Which Solar Panels Should I Buy?

Which Solar Panels Should I Buy?

The most common questions that prospective solar customers ask is “Which solar panels should I buy?” That’s a tough question to answer, and arguably maybe not the most important question (more about that later).

I initially got into the solar business for altruistic reasons — save the planet and all that. The planet still needs saving, perhaps more than ever. But I quickly realized that the vast majority of customers were interested in saving money first (the planet could wait). So I am biased towards finding the most cost-effective system for customers. To that end, people want an inexpensive system that is reliable, high efficiency (especially if they have limited roof space), and looks good on their roof.

When it comes to the solar panels themselves (also called solar modules), all solar panels generate the same amount of electricity on a per watt basis. A 300 watt panel from Manufacturer A will generate the same amount of energy as a 300 watt panel from Manufacturer B. 24 panels with a 275 watt output will generate the same amount of energy as 22 panels with a 300 watt output (6,600 watts). Your appliances can’t tell the difference if they are using electrons from a super high efficiency panel or from a less expensive system. Nevertheless, there are clear cut differences among solar panels in terms of efficiency, aesthetics, cost and availability. On the other hand, some of the sales pitch distinctions are subjective, such as brand, quality, durability, and long term energy output.  

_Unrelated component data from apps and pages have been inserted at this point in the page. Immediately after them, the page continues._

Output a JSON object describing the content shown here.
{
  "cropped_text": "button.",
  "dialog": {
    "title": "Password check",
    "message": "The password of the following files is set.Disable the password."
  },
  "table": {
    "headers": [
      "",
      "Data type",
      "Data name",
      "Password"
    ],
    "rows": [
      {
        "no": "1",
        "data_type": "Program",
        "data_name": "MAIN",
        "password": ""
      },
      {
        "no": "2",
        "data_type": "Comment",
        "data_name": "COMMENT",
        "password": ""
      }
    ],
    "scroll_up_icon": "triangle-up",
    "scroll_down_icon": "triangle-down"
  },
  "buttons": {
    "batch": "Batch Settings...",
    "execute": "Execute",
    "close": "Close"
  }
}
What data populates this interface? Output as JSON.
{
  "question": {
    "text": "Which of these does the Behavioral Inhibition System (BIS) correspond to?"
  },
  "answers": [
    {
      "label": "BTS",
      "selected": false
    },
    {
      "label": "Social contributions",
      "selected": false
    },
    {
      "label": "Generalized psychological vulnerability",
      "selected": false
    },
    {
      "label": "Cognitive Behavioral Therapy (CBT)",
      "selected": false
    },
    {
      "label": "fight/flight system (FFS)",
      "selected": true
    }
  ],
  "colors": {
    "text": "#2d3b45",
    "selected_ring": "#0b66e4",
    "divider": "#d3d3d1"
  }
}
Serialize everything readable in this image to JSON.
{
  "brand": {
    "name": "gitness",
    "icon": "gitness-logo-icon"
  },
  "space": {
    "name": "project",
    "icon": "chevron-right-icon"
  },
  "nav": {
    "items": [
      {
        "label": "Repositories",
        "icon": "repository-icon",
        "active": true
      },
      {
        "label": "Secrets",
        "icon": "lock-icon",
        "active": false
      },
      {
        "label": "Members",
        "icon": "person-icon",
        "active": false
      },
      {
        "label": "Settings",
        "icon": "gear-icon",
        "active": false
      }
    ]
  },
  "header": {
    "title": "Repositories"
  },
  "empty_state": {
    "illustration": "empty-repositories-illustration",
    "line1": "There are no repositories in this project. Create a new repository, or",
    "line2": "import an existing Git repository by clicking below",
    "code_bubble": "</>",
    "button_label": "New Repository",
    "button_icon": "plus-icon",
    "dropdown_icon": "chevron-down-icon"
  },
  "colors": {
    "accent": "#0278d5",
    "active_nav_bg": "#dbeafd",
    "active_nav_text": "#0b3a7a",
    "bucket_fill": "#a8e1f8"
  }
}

To learn more about critical decision factors in purchasing solar panels for your home or business, listen to this week’s Energy Show. For those of you who have read to the end of this summary, the most important question to ask is: “which contractor will install the best solar power system for my home or business?”

Manufacturing Solar in the US with Auxin Solar

Manufacturing Solar in the US with Auxin Solar


Attention U.S. Department of Commerce: your well-intentioned efforts to help the U.S. solar panel manufacturing industry are not working.

Even with 30%+ tariffs on imported solar panels and cells, the remaining U.S. manufacturers are struggling to stay competitive. The good news, as one would expect, is that there is strong demand for Made in the U.S.A. solar panels – both from ordinary consumers as well as government purchases. However, structural issues with the supply chain for solar components puts the remaining U.S. manufacturers at a substantial disadvantage. (more…)

The Commercial Solar Opportunity

The Commercial Solar Opportunity

There are there are three market segment for solar in the U.S.: residential, utility and commercial. Based on some rough math, in 2018 we expect to install 5 to 7 million solar panels on homes in the U.S. In areas with high residential electric rates, paybacks are usually in the range of 4-8 years. But the utility solar segment is much larger: about 20 million solar panels will be installed by utilities in 2018. Utilities realize that it is cheaper to generate power with solar compared to coal or nuclear generation. Moreover, the combination of solar and batteries is projected to be even cheaper than natural gas in a few years. (more…)